Problem to solve —
Only the lines from the one containing "Extract the structured" through the end of the entries should be returned, exactly as they are, with the pictures omitted.

Dataset rows describing interfaces
▬▬▬

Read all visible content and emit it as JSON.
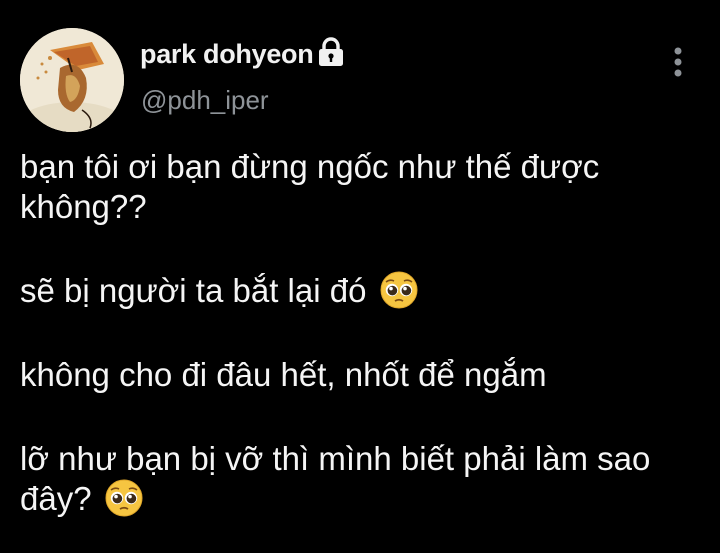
{
  "user": {
    "display_name": "park dohyeon",
    "handle": "@pdh_iper",
    "avatar_icon": "avatar-image",
    "verified_icon": "lock-icon"
  },
  "tweet": {
    "line1": "bạn tôi ơi bạn đừng ngốc như thế được",
    "line2": "không??",
    "line3": "sẽ bị người ta bắt lại đó",
    "line4": "không cho đi đâu hết, nhốt để ngắm",
    "line5": "lỡ như bạn bị vỡ thì mình biết phải làm sao",
    "line6": "đây?",
    "emoji_name": "pleading-face-emoji"
  },
  "colors": {
    "background": "#000000",
    "text": "#f1f1f1",
    "muted": "#8e9398"
  }
}
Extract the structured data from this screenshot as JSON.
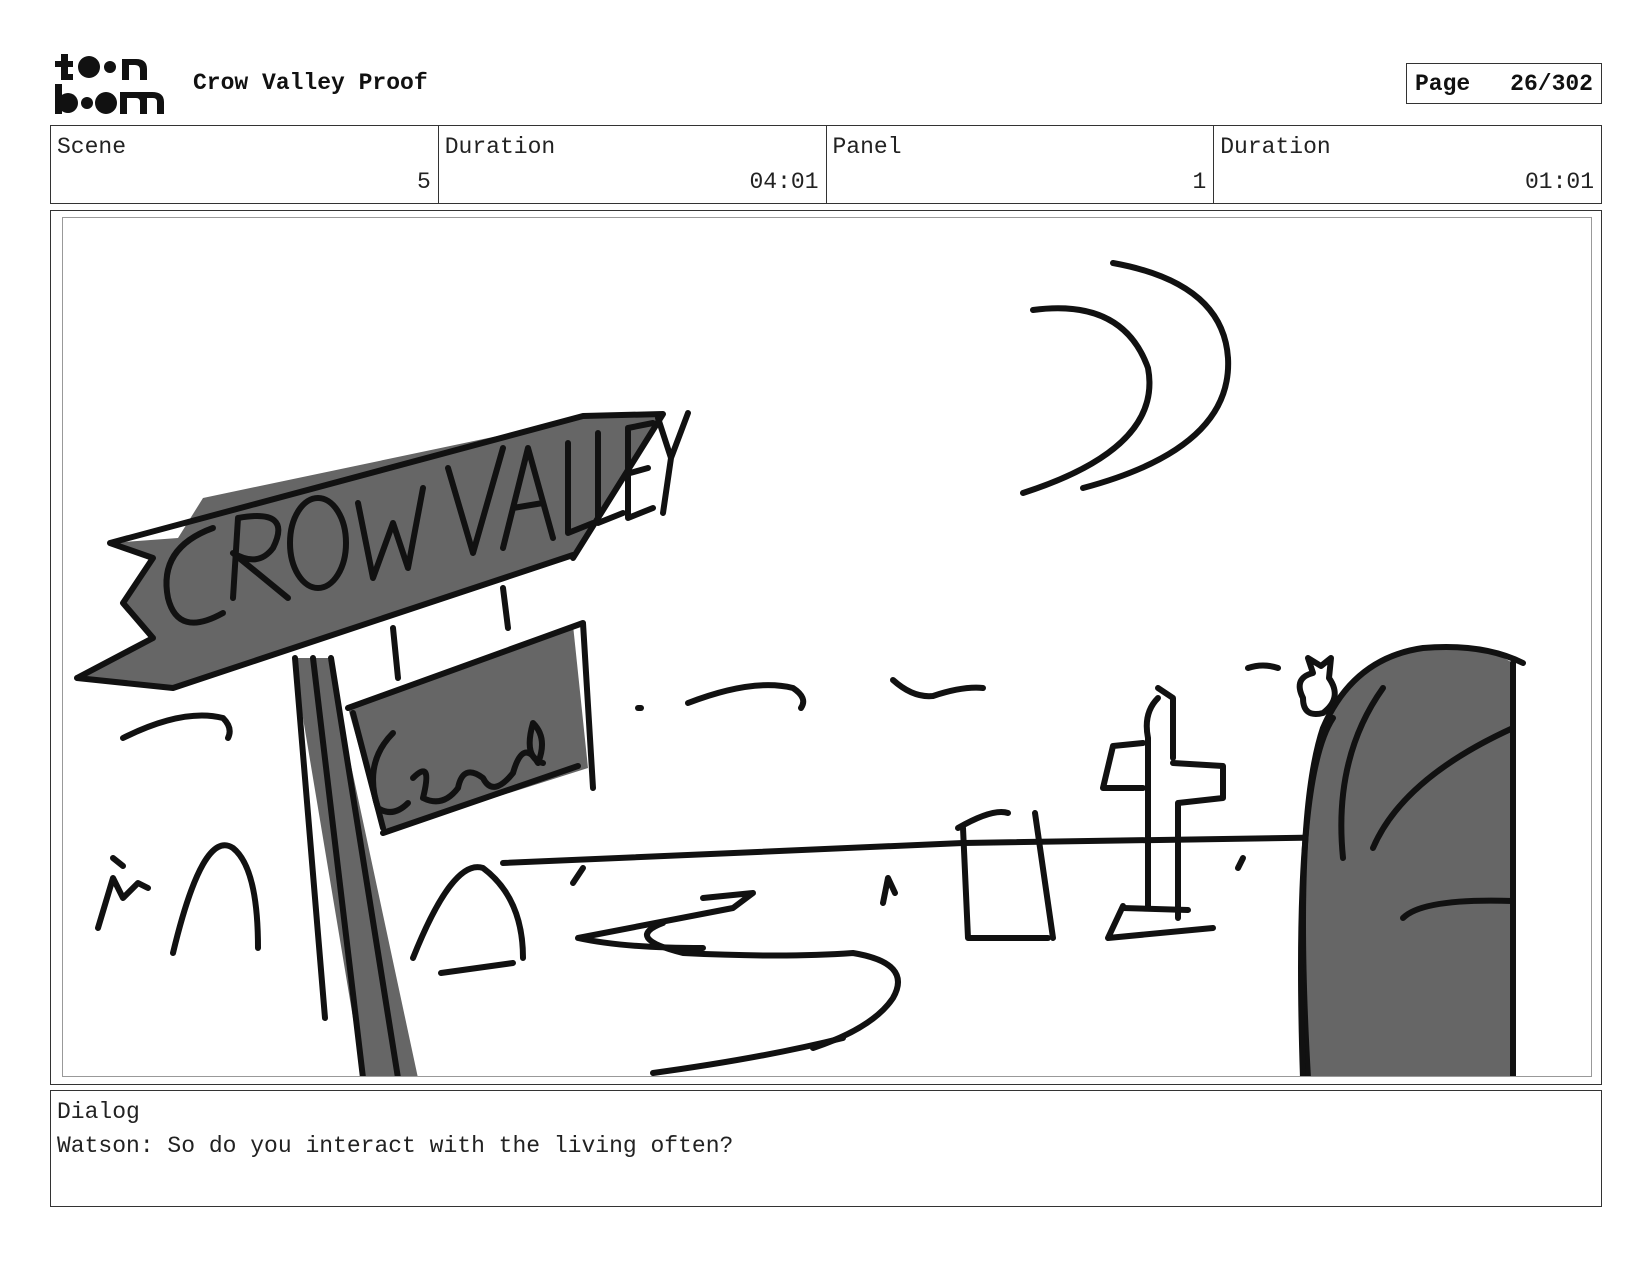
{
  "header": {
    "logo_text_top": "toon",
    "logo_text_bottom": "boom",
    "project_title": "Crow Valley Proof",
    "page_label": "Page",
    "page_number": "26/302"
  },
  "info": {
    "scene_label": "Scene",
    "scene_value": "5",
    "scene_duration_label": "Duration",
    "scene_duration_value": "04:01",
    "panel_label": "Panel",
    "panel_value": "1",
    "panel_duration_label": "Duration",
    "panel_duration_value": "01:01"
  },
  "sketch": {
    "sign_main_text": "CROW VALLEY",
    "sign_sub_text": "Cemetery",
    "ink_color": "#111111",
    "fill_color": "#666666"
  },
  "dialog": {
    "label": "Dialog",
    "text": "Watson: So do you interact with the living often?"
  }
}
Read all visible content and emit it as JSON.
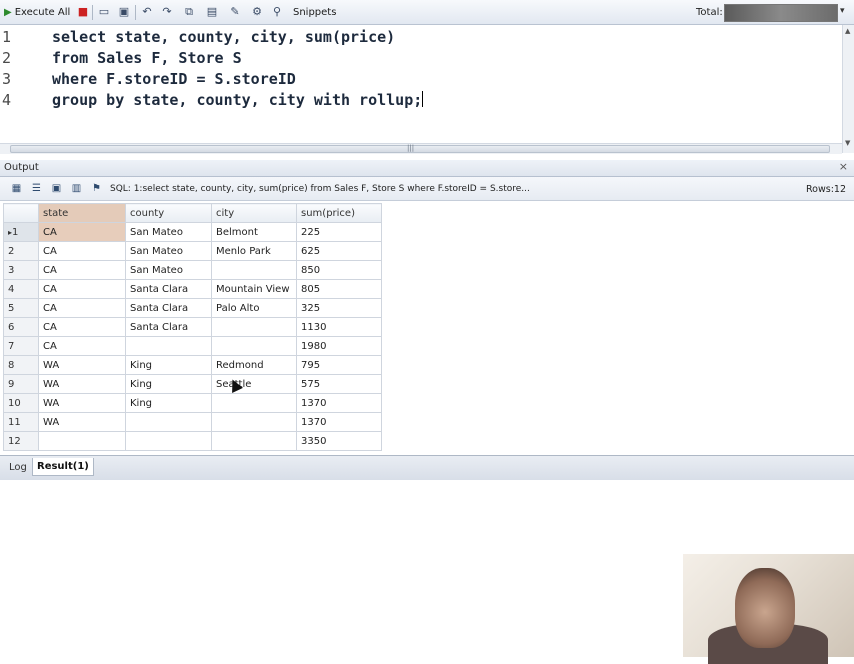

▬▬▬

Result of the exercise —
Extract the structured data from this screenshot as JSON.
{
  "header": {
    "logo_text_top": "toon",
    "logo_text_bottom": "boom",
    "project_title": "Crow Valley Proof",
    "page_label": "Page",
    "page_number": "26/302"
  },
  "info": {
    "scene_label": "Scene",
    "scene_value": "5",
    "scene_duration_label": "Duration",
    "scene_duration_value": "04:01",
    "panel_label": "Panel",
    "panel_value": "1",
    "panel_duration_label": "Duration",
    "panel_duration_value": "01:01"
  },
  "sketch": {
    "sign_main_text": "CROW VALLEY",
    "sign_sub_text": "Cemetery",
    "ink_color": "#111111",
    "fill_color": "#666666"
  },
  "dialog": {
    "label": "Dialog",
    "text": "Watson: So do you interact with the living often?"
  }
}
Read all visible content and emit it as JSON.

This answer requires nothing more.